During the last legislative session, emergency physicians went to Annapolis to lobby for an increase in reimbursement rates for physicians in Maryland's emergency departments. CareFirst representatives testified that this would result in an added cost of $1 million, which would have to be passed on to the consumers.
We lost our battle because legislators did not wish to place an additional burden on Maryland citizens. If I only knew then what I know now.
The Sun's article "CareFirst bonuses criticized as illegal" (Nov. 15) outlined the termination packages for William L. Jews, the CEO of CareFirst, and his executive staff. These packages totaled almost $50 million without the company's proposed sale to WellPoint Health Networks Inc. and $120 million if the sale is approved.
If I had had this information last session, I would have suggested that if Mr. Jews and his vice presidents would cut their severance packages in half, we could fund this increase in physician reimbursement for the next 20 years. If we included monies to be paid under the WellPoint deal, we could fund it for 50 years.
How is it possible for executives in a "nonprofit" corporation to become instant millionaires? How is it possible for this much money to be available for these bonuses?
The answer is simple. The money has been accumulated by years of underpaying physicians and overcharging subscribers in Maryland.
Last year, Mr. Jews received almost $3 million in pay and bonuses. I do not know any physicians who get that kind of money.
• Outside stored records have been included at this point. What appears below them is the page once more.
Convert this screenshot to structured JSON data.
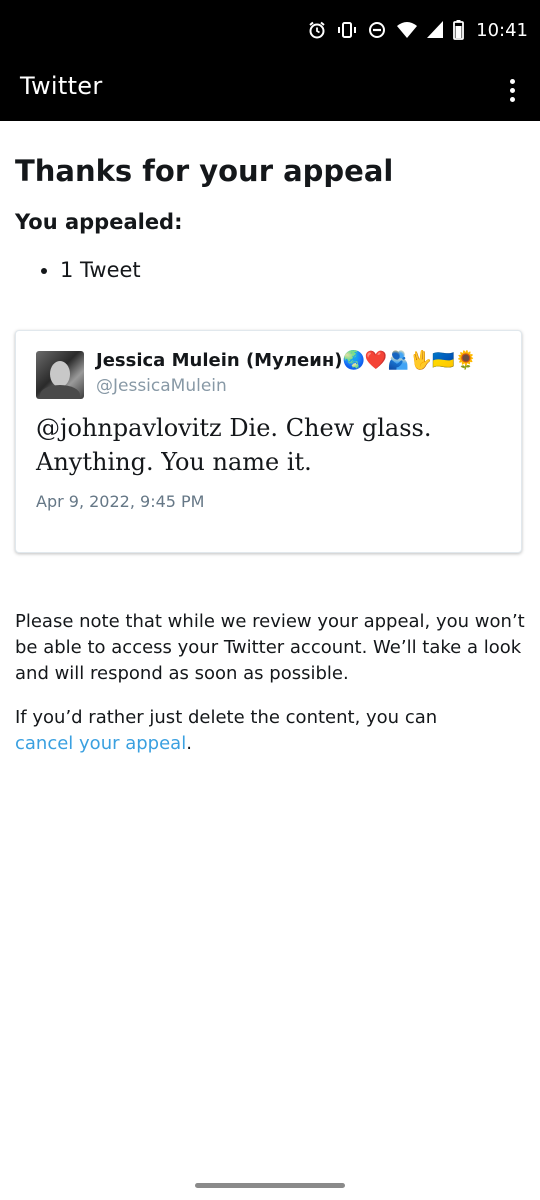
{
  "status_bar": {
    "time": "10:41",
    "icons": [
      "alarm-icon",
      "vibrate-icon",
      "do-not-disturb-icon",
      "wifi-icon",
      "cellular-signal-icon",
      "battery-icon"
    ]
  },
  "app_bar": {
    "title": "Twitter",
    "menu_icon": "overflow-menu-icon"
  },
  "main": {
    "title": "Thanks for your appeal",
    "appealed_label": "You appealed:",
    "appealed_items": [
      "1 Tweet"
    ]
  },
  "tweet": {
    "author_name": "Jessica Mulein (Мулеин)🌏❤️🫂🖖🇺🇦🌻",
    "author_handle": "@JessicaMulein",
    "text": "@johnpavlovitz Die. Chew glass. Anything. You name it.",
    "timestamp": "Apr 9, 2022, 9:45 PM"
  },
  "note": {
    "review_text": "Please note that while we review your appeal, you won’t be able to access your Twitter account. We’ll take a look and will respond as soon as possible.",
    "cancel_prefix": "If you’d rather just delete the content, you can",
    "cancel_link": "cancel your appeal",
    "cancel_suffix": "."
  },
  "colors": {
    "app_bar_bg": "#000000",
    "link": "#3aa0e0",
    "handle": "#8899a6",
    "text": "#14171a"
  }
}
And if I add up everything I have earned in my 20 years of medical practice, it comes to less than 10 percent of what Mr. Jews' payout would be under the WellPoint deal.
What has been revealed during this process is so morally reprehensible that many people find it hard to comprehend.
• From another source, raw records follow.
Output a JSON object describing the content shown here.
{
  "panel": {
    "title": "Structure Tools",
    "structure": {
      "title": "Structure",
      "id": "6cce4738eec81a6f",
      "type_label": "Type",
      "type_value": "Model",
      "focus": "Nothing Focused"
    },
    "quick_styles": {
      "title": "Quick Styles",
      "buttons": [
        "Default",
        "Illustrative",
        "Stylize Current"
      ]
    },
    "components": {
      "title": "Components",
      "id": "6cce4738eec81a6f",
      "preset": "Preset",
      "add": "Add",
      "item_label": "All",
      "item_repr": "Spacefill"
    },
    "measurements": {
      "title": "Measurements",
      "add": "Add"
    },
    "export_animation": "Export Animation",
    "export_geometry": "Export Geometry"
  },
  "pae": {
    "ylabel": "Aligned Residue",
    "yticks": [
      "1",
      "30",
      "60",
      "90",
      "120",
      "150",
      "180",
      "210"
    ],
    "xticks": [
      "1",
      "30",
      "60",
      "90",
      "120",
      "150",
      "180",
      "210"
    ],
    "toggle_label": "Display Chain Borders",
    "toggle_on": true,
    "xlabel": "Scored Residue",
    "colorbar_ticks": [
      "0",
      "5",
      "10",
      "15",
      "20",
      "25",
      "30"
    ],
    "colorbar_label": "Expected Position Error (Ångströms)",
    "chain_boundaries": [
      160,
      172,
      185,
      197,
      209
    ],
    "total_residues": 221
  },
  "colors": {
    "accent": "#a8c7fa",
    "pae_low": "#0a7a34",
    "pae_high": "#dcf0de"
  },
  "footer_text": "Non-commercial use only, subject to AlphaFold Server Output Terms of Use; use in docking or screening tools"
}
But are we willing to accept that the people who manage the health insurance dollars are valued more highly than the physicians and other providers who care for patients?
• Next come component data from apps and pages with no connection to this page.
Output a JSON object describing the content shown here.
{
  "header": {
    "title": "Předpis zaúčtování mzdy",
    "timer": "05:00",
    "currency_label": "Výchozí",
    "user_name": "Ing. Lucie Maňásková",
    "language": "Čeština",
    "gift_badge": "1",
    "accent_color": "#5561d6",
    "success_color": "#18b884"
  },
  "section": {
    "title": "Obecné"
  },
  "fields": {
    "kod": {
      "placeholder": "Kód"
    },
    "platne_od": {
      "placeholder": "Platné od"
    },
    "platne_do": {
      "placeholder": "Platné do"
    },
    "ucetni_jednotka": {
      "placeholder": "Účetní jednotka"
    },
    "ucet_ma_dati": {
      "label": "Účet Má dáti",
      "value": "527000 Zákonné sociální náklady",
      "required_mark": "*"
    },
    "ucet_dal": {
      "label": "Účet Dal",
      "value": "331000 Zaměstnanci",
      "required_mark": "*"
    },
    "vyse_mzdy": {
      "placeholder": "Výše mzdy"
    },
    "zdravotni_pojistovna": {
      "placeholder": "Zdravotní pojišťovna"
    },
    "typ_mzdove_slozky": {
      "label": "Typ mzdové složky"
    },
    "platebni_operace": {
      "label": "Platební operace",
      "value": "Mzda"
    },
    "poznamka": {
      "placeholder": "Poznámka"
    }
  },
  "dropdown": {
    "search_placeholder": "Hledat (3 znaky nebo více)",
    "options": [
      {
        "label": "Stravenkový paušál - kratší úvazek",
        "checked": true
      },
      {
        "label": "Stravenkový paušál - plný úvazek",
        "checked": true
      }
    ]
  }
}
This stockpile of money that CareFirst's executives are reaching for does not belong to them. It belongs to the physicians who have been underpaid and the subscribers who have been overcharged for years.
If the insurance commissioner approves the company's proposed sale, this bonus money should be returned to those constituencies. If the sale does not proceed, the yearly salary and bonus packages of these executives should be re-evaluated.
Health insurance dollars should go to patient care, not corporate greed.
Dr. Linda De Feo
The writer is president of the Maryland chapter of the American College of Emergency Physicians.